BRIEF
Output the data word for word, dropping every image.

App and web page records
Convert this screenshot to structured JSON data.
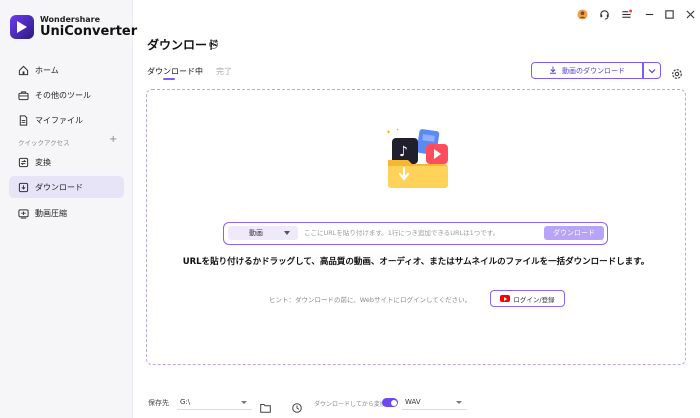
{
  "app": {
    "brand": "Wondershare",
    "name": "UniConverter"
  },
  "sidebar": {
    "items": [
      {
        "label": "ホーム",
        "icon": "home-icon"
      },
      {
        "label": "その他のツール",
        "icon": "toolbox-icon"
      },
      {
        "label": "マイファイル",
        "icon": "file-icon"
      }
    ],
    "section_label": "クイックアクセス",
    "section_plus": "+",
    "quick_items": [
      {
        "label": "変換",
        "icon": "convert-icon"
      },
      {
        "label": "ダウンロード",
        "icon": "download-icon",
        "active": true
      },
      {
        "label": "動画圧縮",
        "icon": "compress-icon"
      }
    ]
  },
  "titlebar": {
    "icons": [
      "account-icon",
      "support-icon",
      "menu-icon",
      "minimize-icon",
      "maximize-icon",
      "close-icon"
    ],
    "notification_color": "#ff3b30"
  },
  "main": {
    "title": "ダウンロード",
    "info_glyph": "i",
    "tabs": [
      {
        "label": "ダウンロード中",
        "active": true
      },
      {
        "label": "完了",
        "active": false
      }
    ],
    "download_button_label": "動画のダウンロード"
  },
  "url_bar": {
    "type_value": "動画",
    "placeholder": "ここにURLを貼り付けます。1行につき追加できるURLは1つです。",
    "download_label": "ダウンロード"
  },
  "message": "URLを貼り付けるかドラッグして、高品質の動画、オーディオ、またはサムネイルのファイルを一括ダウンロードします。",
  "hint": "ヒント：ダウンロードの前に、Webサイトにログインしてください。",
  "login_label": "ログイン/登録",
  "bottom": {
    "save_label": "保存先",
    "path_value": "G:\\",
    "convert_label": "ダウンロードしてから変換",
    "convert_enabled": true,
    "format_value": "WAV"
  },
  "colors": {
    "accent": "#7c5cff",
    "sidebar_bg": "#f6f6f8",
    "active_bg": "#e6e4f6"
  }
}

SOLUTION BELOW
Convert this screenshot to structured JSON data.
{
  "app": {
    "brand": "Wondershare",
    "name": "UniConverter"
  },
  "sidebar": {
    "items": [
      {
        "label": "ホーム",
        "icon": "home-icon"
      },
      {
        "label": "その他のツール",
        "icon": "toolbox-icon"
      },
      {
        "label": "マイファイル",
        "icon": "file-icon"
      }
    ],
    "section_label": "クイックアクセス",
    "section_plus": "+",
    "quick_items": [
      {
        "label": "変換",
        "icon": "convert-icon"
      },
      {
        "label": "ダウンロード",
        "icon": "download-icon",
        "active": true
      },
      {
        "label": "動画圧縮",
        "icon": "compress-icon"
      }
    ]
  },
  "titlebar": {
    "icons": [
      "account-icon",
      "support-icon",
      "menu-icon",
      "minimize-icon",
      "maximize-icon",
      "close-icon"
    ],
    "notification_color": "#ff3b30"
  },
  "main": {
    "title": "ダウンロード",
    "info_glyph": "i",
    "tabs": [
      {
        "label": "ダウンロード中",
        "active": true
      },
      {
        "label": "完了",
        "active": false
      }
    ],
    "download_button_label": "動画のダウンロード"
  },
  "url_bar": {
    "type_value": "動画",
    "placeholder": "ここにURLを貼り付けます。1行につき追加できるURLは1つです。",
    "download_label": "ダウンロード"
  },
  "message": "URLを貼り付けるかドラッグして、高品質の動画、オーディオ、またはサムネイルのファイルを一括ダウンロードします。",
  "hint": "ヒント：ダウンロードの前に、Webサイトにログインしてください。",
  "login_label": "ログイン/登録",
  "bottom": {
    "save_label": "保存先",
    "path_value": "G:\\",
    "convert_label": "ダウンロードしてから変換",
    "convert_enabled": true,
    "format_value": "WAV"
  },
  "colors": {
    "accent": "#7c5cff",
    "sidebar_bg": "#f6f6f8",
    "active_bg": "#e6e4f6"
  }
}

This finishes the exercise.